Lisa Morris, Registered Manager in Kent, talks about her experiences of setting up a new support service in the South East.

We believe strongly that there is always a solution or a different way to respond to opportunities and dilemmas.

The opportunity we were given was to support six men – between the age of 22 and 38, all with mental health issues – through a daily support package of nine shared support hours a day, in smaller packages of support, for seven days a week between 9am and 6pm, in their own homes.

I identified the skills, personal qualities, and interests of the existing staff team drawing on the person-centred thinking tool - Matching Support, so that we could ensure we had the best person to support the men.

The men had been living in mental health acute settings that they now didn’t require. As they needed their own homes, the council, with a housing provider, developed a set of six self-contained flats. After meeting each of the men I found out very quickly that the task and goal based approach that we were used to taking was not going to work. Using a range of person-centred thinking tools to structure conversations, I was able to get a good idea of how best to support them.

We put together what a perfect week would look like with each person, if they were supported in ways that worked for them to remain healthy and safe, as well as including things that were important to them.
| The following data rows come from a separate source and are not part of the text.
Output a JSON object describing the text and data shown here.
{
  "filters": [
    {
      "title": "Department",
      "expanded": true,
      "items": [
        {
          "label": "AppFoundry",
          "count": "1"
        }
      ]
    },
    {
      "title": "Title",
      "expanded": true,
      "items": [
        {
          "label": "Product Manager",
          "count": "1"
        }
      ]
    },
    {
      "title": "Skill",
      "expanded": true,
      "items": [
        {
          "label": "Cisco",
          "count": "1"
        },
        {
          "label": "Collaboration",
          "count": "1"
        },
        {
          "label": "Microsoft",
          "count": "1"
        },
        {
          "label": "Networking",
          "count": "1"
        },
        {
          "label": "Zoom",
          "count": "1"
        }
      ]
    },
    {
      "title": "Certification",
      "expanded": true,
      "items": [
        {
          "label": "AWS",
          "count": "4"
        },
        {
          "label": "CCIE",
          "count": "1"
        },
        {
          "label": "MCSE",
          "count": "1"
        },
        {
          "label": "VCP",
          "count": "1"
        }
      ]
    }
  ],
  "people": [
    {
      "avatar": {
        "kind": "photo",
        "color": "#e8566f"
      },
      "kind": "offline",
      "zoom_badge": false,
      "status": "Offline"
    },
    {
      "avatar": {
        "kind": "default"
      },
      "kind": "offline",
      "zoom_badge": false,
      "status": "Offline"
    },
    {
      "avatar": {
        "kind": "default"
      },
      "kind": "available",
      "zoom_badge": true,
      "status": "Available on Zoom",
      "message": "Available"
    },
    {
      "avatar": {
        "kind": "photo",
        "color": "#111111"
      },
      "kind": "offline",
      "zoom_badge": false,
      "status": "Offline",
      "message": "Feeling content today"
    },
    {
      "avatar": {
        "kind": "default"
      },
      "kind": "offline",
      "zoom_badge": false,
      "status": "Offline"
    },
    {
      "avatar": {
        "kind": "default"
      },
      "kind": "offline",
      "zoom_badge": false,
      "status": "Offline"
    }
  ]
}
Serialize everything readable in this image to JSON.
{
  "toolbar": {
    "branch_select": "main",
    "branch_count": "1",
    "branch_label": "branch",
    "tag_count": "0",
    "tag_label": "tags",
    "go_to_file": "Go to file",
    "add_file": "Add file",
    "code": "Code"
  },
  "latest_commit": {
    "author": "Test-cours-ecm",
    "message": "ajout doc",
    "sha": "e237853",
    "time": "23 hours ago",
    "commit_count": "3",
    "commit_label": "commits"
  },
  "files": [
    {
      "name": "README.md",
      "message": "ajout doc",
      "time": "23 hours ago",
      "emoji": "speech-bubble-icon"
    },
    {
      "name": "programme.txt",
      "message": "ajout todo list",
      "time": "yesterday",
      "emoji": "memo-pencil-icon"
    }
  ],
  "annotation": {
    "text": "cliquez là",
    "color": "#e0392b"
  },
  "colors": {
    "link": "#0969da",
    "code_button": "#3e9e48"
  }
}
Core themes, from what the men told me, were to base support on delivering continuity, building gradual trusting relationships, and being supported by people that have the skills to help them remain well and safe.

The fact that all of the men are now living in their own homes is a real achievement, but it is the little things we are noticing – from people asking for support when they need it, to remaining in contact with family and building on these relationships.

If I was going to sum up what I have learnt through providing this support, I would say:

  1. You need to see possibilities and have a ‘can do’ attitude.
  2. Take a chance with others.
  3. Work in partnership with others in a clear and flexible manner – tell people when things are working or when they are not.
  4. Work together to sort out solutions to problems along the way.
  5. Make sure you work in a person-centred manner to see the things that really matter to a person and keep your eye on this so that you do not slip into service-based solutions.
  6. Focus on supporting the team to do more of what they do well.